━━━ Provided records

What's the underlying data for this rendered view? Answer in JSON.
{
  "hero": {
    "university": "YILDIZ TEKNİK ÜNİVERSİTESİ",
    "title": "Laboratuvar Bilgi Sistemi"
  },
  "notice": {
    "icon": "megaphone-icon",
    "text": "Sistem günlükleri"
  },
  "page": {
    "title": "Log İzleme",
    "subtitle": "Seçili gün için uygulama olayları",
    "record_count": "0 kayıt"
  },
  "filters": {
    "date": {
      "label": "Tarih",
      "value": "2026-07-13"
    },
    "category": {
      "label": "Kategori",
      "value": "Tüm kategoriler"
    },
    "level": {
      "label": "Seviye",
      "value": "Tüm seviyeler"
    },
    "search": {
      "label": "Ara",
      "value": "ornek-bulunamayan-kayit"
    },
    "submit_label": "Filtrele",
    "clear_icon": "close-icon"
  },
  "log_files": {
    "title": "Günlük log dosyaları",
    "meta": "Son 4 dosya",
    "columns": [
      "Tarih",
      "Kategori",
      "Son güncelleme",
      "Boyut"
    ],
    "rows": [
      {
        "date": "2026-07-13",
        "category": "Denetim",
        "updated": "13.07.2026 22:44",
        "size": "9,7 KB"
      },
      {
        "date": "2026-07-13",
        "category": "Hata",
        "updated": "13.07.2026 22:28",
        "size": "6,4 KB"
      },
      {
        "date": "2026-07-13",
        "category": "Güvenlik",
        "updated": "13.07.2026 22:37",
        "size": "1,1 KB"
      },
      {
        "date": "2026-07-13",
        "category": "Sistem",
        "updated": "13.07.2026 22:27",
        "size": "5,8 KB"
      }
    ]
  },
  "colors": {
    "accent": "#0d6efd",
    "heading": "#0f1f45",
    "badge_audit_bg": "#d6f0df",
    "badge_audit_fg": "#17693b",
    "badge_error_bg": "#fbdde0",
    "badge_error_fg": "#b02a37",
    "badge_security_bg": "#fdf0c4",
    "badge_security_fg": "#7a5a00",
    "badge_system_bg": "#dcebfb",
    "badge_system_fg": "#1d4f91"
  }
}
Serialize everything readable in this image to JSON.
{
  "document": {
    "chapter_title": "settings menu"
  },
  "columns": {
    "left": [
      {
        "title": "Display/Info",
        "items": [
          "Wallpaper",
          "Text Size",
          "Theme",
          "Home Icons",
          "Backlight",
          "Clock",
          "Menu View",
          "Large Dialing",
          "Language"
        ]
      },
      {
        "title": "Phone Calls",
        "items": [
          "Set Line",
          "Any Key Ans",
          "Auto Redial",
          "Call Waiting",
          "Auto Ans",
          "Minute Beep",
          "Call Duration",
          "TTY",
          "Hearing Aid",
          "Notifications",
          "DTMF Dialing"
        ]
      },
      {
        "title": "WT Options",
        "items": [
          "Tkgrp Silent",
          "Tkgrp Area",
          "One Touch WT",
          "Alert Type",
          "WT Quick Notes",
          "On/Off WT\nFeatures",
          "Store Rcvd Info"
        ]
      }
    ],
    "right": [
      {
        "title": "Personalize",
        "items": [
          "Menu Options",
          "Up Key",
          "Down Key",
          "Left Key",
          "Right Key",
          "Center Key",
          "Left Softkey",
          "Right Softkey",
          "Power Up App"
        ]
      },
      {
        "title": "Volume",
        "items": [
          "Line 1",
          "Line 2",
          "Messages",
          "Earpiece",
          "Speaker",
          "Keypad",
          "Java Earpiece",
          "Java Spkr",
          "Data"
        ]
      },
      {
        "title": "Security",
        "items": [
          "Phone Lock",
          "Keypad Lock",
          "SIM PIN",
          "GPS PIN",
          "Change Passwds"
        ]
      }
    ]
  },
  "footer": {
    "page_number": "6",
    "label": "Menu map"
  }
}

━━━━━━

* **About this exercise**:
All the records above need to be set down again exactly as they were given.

* **Solved exercise**:
What's the underlying data for this rendered view? Answer in JSON.
{
  "hero": {
    "university": "YILDIZ TEKNİK ÜNİVERSİTESİ",
    "title": "Laboratuvar Bilgi Sistemi"
  },
  "notice": {
    "icon": "megaphone-icon",
    "text": "Sistem günlükleri"
  },
  "page": {
    "title": "Log İzleme",
    "subtitle": "Seçili gün için uygulama olayları",
    "record_count": "0 kayıt"
  },
  "filters": {
    "date": {
      "label": "Tarih",
      "value": "2026-07-13"
    },
    "category": {
      "label": "Kategori",
      "value": "Tüm kategoriler"
    },
    "level": {
      "label": "Seviye",
      "value": "Tüm seviyeler"
    },
    "search": {
      "label": "Ara",
      "value": "ornek-bulunamayan-kayit"
    },
    "submit_label": "Filtrele",
    "clear_icon": "close-icon"
  },
  "log_files": {
    "title": "Günlük log dosyaları",
    "meta": "Son 4 dosya",
    "columns": [
      "Tarih",
      "Kategori",
      "Son güncelleme",
      "Boyut"
    ],
    "rows": [
      {
        "date": "2026-07-13",
        "category": "Denetim",
        "updated": "13.07.2026 22:44",
        "size": "9,7 KB"
      },
      {
        "date": "2026-07-13",
        "category": "Hata",
        "updated": "13.07.2026 22:28",
        "size": "6,4 KB"
      },
      {
        "date": "2026-07-13",
        "category": "Güvenlik",
        "updated": "13.07.2026 22:37",
        "size": "1,1 KB"
      },
      {
        "date": "2026-07-13",
        "category": "Sistem",
        "updated": "13.07.2026 22:27",
        "size": "5,8 KB"
      }
    ]
  },
  "colors": {
    "accent": "#0d6efd",
    "heading": "#0f1f45",
    "badge_audit_bg": "#d6f0df",
    "badge_audit_fg": "#17693b",
    "badge_error_bg": "#fbdde0",
    "badge_error_fg": "#b02a37",
    "badge_security_bg": "#fdf0c4",
    "badge_security_fg": "#7a5a00",
    "badge_system_bg": "#dcebfb",
    "badge_system_fg": "#1d4f91"
  }
}
Serialize everything readable in this image to JSON.
{
  "document": {
    "chapter_title": "settings menu"
  },
  "columns": {
    "left": [
      {
        "title": "Display/Info",
        "items": [
          "Wallpaper",
          "Text Size",
          "Theme",
          "Home Icons",
          "Backlight",
          "Clock",
          "Menu View",
          "Large Dialing",
          "Language"
        ]
      },
      {
        "title": "Phone Calls",
        "items": [
          "Set Line",
          "Any Key Ans",
          "Auto Redial",
          "Call Waiting",
          "Auto Ans",
          "Minute Beep",
          "Call Duration",
          "TTY",
          "Hearing Aid",
          "Notifications",
          "DTMF Dialing"
        ]
      },
      {
        "title": "WT Options",
        "items": [
          "Tkgrp Silent",
          "Tkgrp Area",
          "One Touch WT",
          "Alert Type",
          "WT Quick Notes",
          "On/Off WT\nFeatures",
          "Store Rcvd Info"
        ]
      }
    ],
    "right": [
      {
        "title": "Personalize",
        "items": [
          "Menu Options",
          "Up Key",
          "Down Key",
          "Left Key",
          "Right Key",
          "Center Key",
          "Left Softkey",
          "Right Softkey",
          "Power Up App"
        ]
      },
      {
        "title": "Volume",
        "items": [
          "Line 1",
          "Line 2",
          "Messages",
          "Earpiece",
          "Speaker",
          "Keypad",
          "Java Earpiece",
          "Java Spkr",
          "Data"
        ]
      },
      {
        "title": "Security",
        "items": [
          "Phone Lock",
          "Keypad Lock",
          "SIM PIN",
          "GPS PIN",
          "Change Passwds"
        ]
      }
    ]
  },
  "footer": {
    "page_number": "6",
    "label": "Menu map"
  }
}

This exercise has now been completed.